Much as I loved Sara Gruen’s Riding Lessons and Flying Changes, I knew they were on-the-job training. After all, there’s Water for Elephants perched on the New York Times best-seller list. And well-deserved. People clearly love this book, and Gruen is such a crackerjack writer that it was a real pleasure to see her widen her scope and achieve something bigger and richer than her previous novels.
I was really impressed by the double frame that starts it off. First Jacob Jankowski is in the midst of a crisis under a circus tent — that’ll grab you by the throat. Then Jacob is 93, in a retirement home, subject to all the indignity that entails. Then we finally get back to Jacob Jankowski, age 23, effectively running away to join a circus in the 1930s. Depression, prohibition, trains, hoboes, roustabouts, the whole thing. Lots of big characters including the lovely Marlena, the equestrian performer in pink sequins, the red-headed dwarf Kinko, and a wonderful elephant with a sense of humor and a sense of justice.
Gruen goes back and forth between Jacob’s florid circus past and his dreary nursing-home present. Please note, both the circus and the nursing home are highly ritualized closed communities. Fortunately Gruen knows how to make a story lively so the linoleum-and-rubber-food version is used as punctuation, almost to bring down the high emotional pitch of the circus narrative.

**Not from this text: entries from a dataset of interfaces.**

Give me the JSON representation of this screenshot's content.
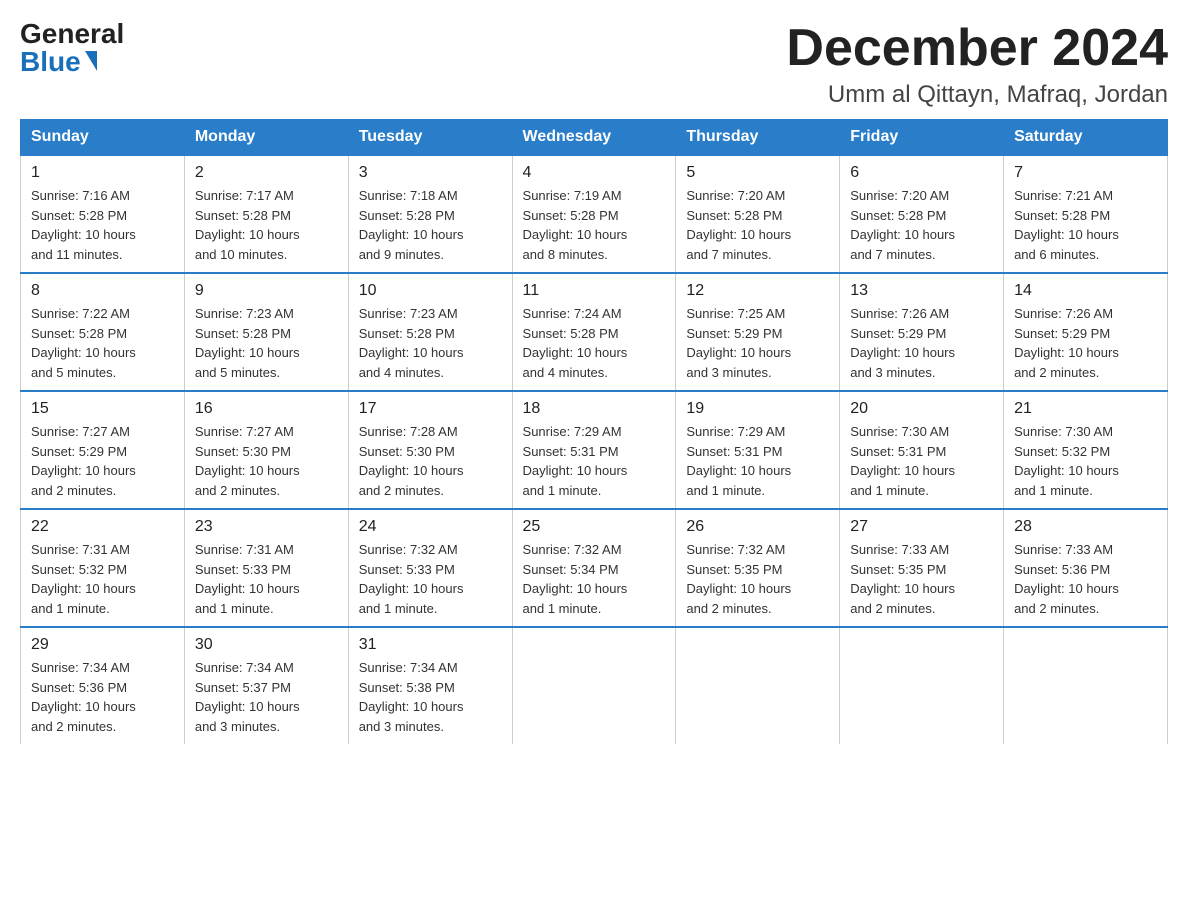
{
  "logo": {
    "general": "General",
    "blue": "Blue"
  },
  "title": {
    "month": "December 2024",
    "location": "Umm al Qittayn, Mafraq, Jordan"
  },
  "days_of_week": [
    "Sunday",
    "Monday",
    "Tuesday",
    "Wednesday",
    "Thursday",
    "Friday",
    "Saturday"
  ],
  "weeks": [
    [
      {
        "day": "1",
        "sunrise": "7:16 AM",
        "sunset": "5:28 PM",
        "daylight": "10 hours and 11 minutes."
      },
      {
        "day": "2",
        "sunrise": "7:17 AM",
        "sunset": "5:28 PM",
        "daylight": "10 hours and 10 minutes."
      },
      {
        "day": "3",
        "sunrise": "7:18 AM",
        "sunset": "5:28 PM",
        "daylight": "10 hours and 9 minutes."
      },
      {
        "day": "4",
        "sunrise": "7:19 AM",
        "sunset": "5:28 PM",
        "daylight": "10 hours and 8 minutes."
      },
      {
        "day": "5",
        "sunrise": "7:20 AM",
        "sunset": "5:28 PM",
        "daylight": "10 hours and 7 minutes."
      },
      {
        "day": "6",
        "sunrise": "7:20 AM",
        "sunset": "5:28 PM",
        "daylight": "10 hours and 7 minutes."
      },
      {
        "day": "7",
        "sunrise": "7:21 AM",
        "sunset": "5:28 PM",
        "daylight": "10 hours and 6 minutes."
      }
    ],
    [
      {
        "day": "8",
        "sunrise": "7:22 AM",
        "sunset": "5:28 PM",
        "daylight": "10 hours and 5 minutes."
      },
      {
        "day": "9",
        "sunrise": "7:23 AM",
        "sunset": "5:28 PM",
        "daylight": "10 hours and 5 minutes."
      },
      {
        "day": "10",
        "sunrise": "7:23 AM",
        "sunset": "5:28 PM",
        "daylight": "10 hours and 4 minutes."
      },
      {
        "day": "11",
        "sunrise": "7:24 AM",
        "sunset": "5:28 PM",
        "daylight": "10 hours and 4 minutes."
      },
      {
        "day": "12",
        "sunrise": "7:25 AM",
        "sunset": "5:29 PM",
        "daylight": "10 hours and 3 minutes."
      },
      {
        "day": "13",
        "sunrise": "7:26 AM",
        "sunset": "5:29 PM",
        "daylight": "10 hours and 3 minutes."
      },
      {
        "day": "14",
        "sunrise": "7:26 AM",
        "sunset": "5:29 PM",
        "daylight": "10 hours and 2 minutes."
      }
    ],
    [
      {
        "day": "15",
        "sunrise": "7:27 AM",
        "sunset": "5:29 PM",
        "daylight": "10 hours and 2 minutes."
      },
      {
        "day": "16",
        "sunrise": "7:27 AM",
        "sunset": "5:30 PM",
        "daylight": "10 hours and 2 minutes."
      },
      {
        "day": "17",
        "sunrise": "7:28 AM",
        "sunset": "5:30 PM",
        "daylight": "10 hours and 2 minutes."
      },
      {
        "day": "18",
        "sunrise": "7:29 AM",
        "sunset": "5:31 PM",
        "daylight": "10 hours and 1 minute."
      },
      {
        "day": "19",
        "sunrise": "7:29 AM",
        "sunset": "5:31 PM",
        "daylight": "10 hours and 1 minute."
      },
      {
        "day": "20",
        "sunrise": "7:30 AM",
        "sunset": "5:31 PM",
        "daylight": "10 hours and 1 minute."
      },
      {
        "day": "21",
        "sunrise": "7:30 AM",
        "sunset": "5:32 PM",
        "daylight": "10 hours and 1 minute."
      }
    ],
    [
      {
        "day": "22",
        "sunrise": "7:31 AM",
        "sunset": "5:32 PM",
        "daylight": "10 hours and 1 minute."
      },
      {
        "day": "23",
        "sunrise": "7:31 AM",
        "sunset": "5:33 PM",
        "daylight": "10 hours and 1 minute."
      },
      {
        "day": "24",
        "sunrise": "7:32 AM",
        "sunset": "5:33 PM",
        "daylight": "10 hours and 1 minute."
      },
      {
        "day": "25",
        "sunrise": "7:32 AM",
        "sunset": "5:34 PM",
        "daylight": "10 hours and 1 minute."
      },
      {
        "day": "26",
        "sunrise": "7:32 AM",
        "sunset": "5:35 PM",
        "daylight": "10 hours and 2 minutes."
      },
      {
        "day": "27",
        "sunrise": "7:33 AM",
        "sunset": "5:35 PM",
        "daylight": "10 hours and 2 minutes."
      },
      {
        "day": "28",
        "sunrise": "7:33 AM",
        "sunset": "5:36 PM",
        "daylight": "10 hours and 2 minutes."
      }
    ],
    [
      {
        "day": "29",
        "sunrise": "7:34 AM",
        "sunset": "5:36 PM",
        "daylight": "10 hours and 2 minutes."
      },
      {
        "day": "30",
        "sunrise": "7:34 AM",
        "sunset": "5:37 PM",
        "daylight": "10 hours and 3 minutes."
      },
      {
        "day": "31",
        "sunrise": "7:34 AM",
        "sunset": "5:38 PM",
        "daylight": "10 hours and 3 minutes."
      },
      null,
      null,
      null,
      null
    ]
  ],
  "labels": {
    "sunrise": "Sunrise:",
    "sunset": "Sunset:",
    "daylight": "Daylight:"
  }
}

I knew she had to have done a ton of research. This is just not material a writer has at her fingertips. But boy, did it ever feel authentic. Sights, smells, sounds, the grand structure and the small detail are all in place. My problem with the book is a question of taste rather than execution: it was just a little feverish for me, kind of a Baz Luhrmann vision of something that’s already pretty thrilling. And the end struck me as corny, if perfectly appropriate. Maybe the difficulty is that the contrast Gruen sets up, between the circus and the nursing home, is so great as to be irreconcilable. Maybe there isn’t much room left for average plain-vanilla normal life. On the other hand, perhaps it’s a fable and I’m reading the whole thing too literally. Lord knows that would be nothing new.